There's no way to say this without sounding like a pretentious ass, but I have to be true to who I am.  After several years of running marathons they began to seem somewhat pedestrian.  I wanted to try something new, to attempt something that I had never done and wasn't certain I could do. A good friend and frequent training partner of mine suggested we run a 50K.  I was game. It was a great experience.  That same year I ran the Mount Mitchell Challenge and the Bel Monte 50 Mile Endurance Run.  I finished up the year with an Iron distance triathlon.  Bel Monte was one of those rare and wonderful life changing experiences. It forever changed the way I looked at running and life.  From the time I crossed the finish line of that race, I was transformed.   Since then, I have continued to run ultras including 50 and 100 mile events.  Each one brings with it a new sense of purpose, accomplishment and joy.  

Running ultra marathons is impossible to explain to anyone who is not a runner.  I once heard it said that, "To those who understand, no explanation is necessary.  To those that don't, none will suffice."

I think that just about says it all.  


  1. Ashby!

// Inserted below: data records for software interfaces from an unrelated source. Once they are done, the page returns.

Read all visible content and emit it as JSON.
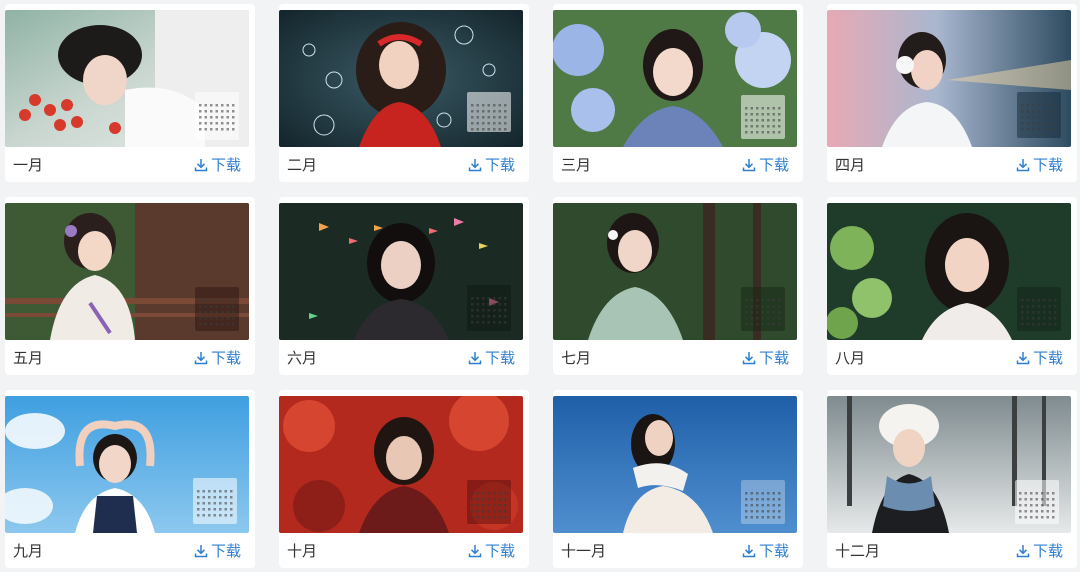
{
  "download_label": "下载",
  "accent_color": "#2f7fd1",
  "cards": [
    {
      "month": "一月",
      "photo": "woman-lying-with-tomatoes-photo"
    },
    {
      "month": "二月",
      "photo": "woman-red-headband-bubbles-photo"
    },
    {
      "month": "三月",
      "photo": "woman-blue-hydrangea-photo"
    },
    {
      "month": "四月",
      "photo": "woman-white-headphones-photo"
    },
    {
      "month": "五月",
      "photo": "woman-qipao-balcony-photo"
    },
    {
      "month": "六月",
      "photo": "woman-aquarium-fish-photo"
    },
    {
      "month": "七月",
      "photo": "woman-green-qipao-forest-photo"
    },
    {
      "month": "八月",
      "photo": "woman-green-leaves-photo"
    },
    {
      "month": "九月",
      "photo": "woman-heart-hands-sky-photo"
    },
    {
      "month": "十月",
      "photo": "woman-red-maple-leaves-photo"
    },
    {
      "month": "十一月",
      "photo": "woman-scarf-blue-sky-photo"
    },
    {
      "month": "十二月",
      "photo": "woman-white-hat-snow-photo"
    }
  ]
}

It's Jen from Bald Mountain... WE DID IT! Congratulations! Boy did I have some moments.. wasn't sure I'd make it. That was BRUTAL! That course was definitely 53 or so miles. If you can handle Bel Monte.. you have a great chance of finishing Leadville. Can you believe only 59 people out of 112 finished?? Definitely keep in touch and I look forward to following your blog and seeing you and your family out in leadville! Jen

  2. So, other then 'just run', what does one do to "train" for an ultra? Is it as much mental as physical? Do most people run/walk or just run the whole time?
    I run three times a week 3-5/3-5/8-10 miles. I have run one marathon, but didn't really enjoy any of the training runs after 18-20 miles. That being said, I ran at Medoc with you on Saturday (I was the guy with the dog) and enjoyed two laps, 17ish miles, with a few minute breather in the middle while we waited for some friends to check in/catch up. Did you always like the long distance run or was it something that grew on you? I enjoyed the trail running for both the variety and comradery, this past weekend...

    1. Training for an ultra is absolutely as much mental as it is physical. Most people will run/walk an ultra marathon but will let the terrain dictate their walk breaks. Walk the uphills, run the downs and the flats. There are very few freaks of nature who can actually run the entire time during a 100 miler. I run 3-5 times a week and cross train 2-3 times a week with cycling or strength training. When I first started running distance it was hard, but I think that's what drew me to it. I enjoy the challenge of accomplishing something that is new. Long distance is something that grew on me over time. It was only after finishing multiple marathons and triathlons of varying distances that the idea of an ultra seemed doable. It didn't hurt that I live next door to a ultra runner with multiple 100 mile finishes. I too enjoy the variety of trail running and the laid back, friendly nature of the trail running/ultra community.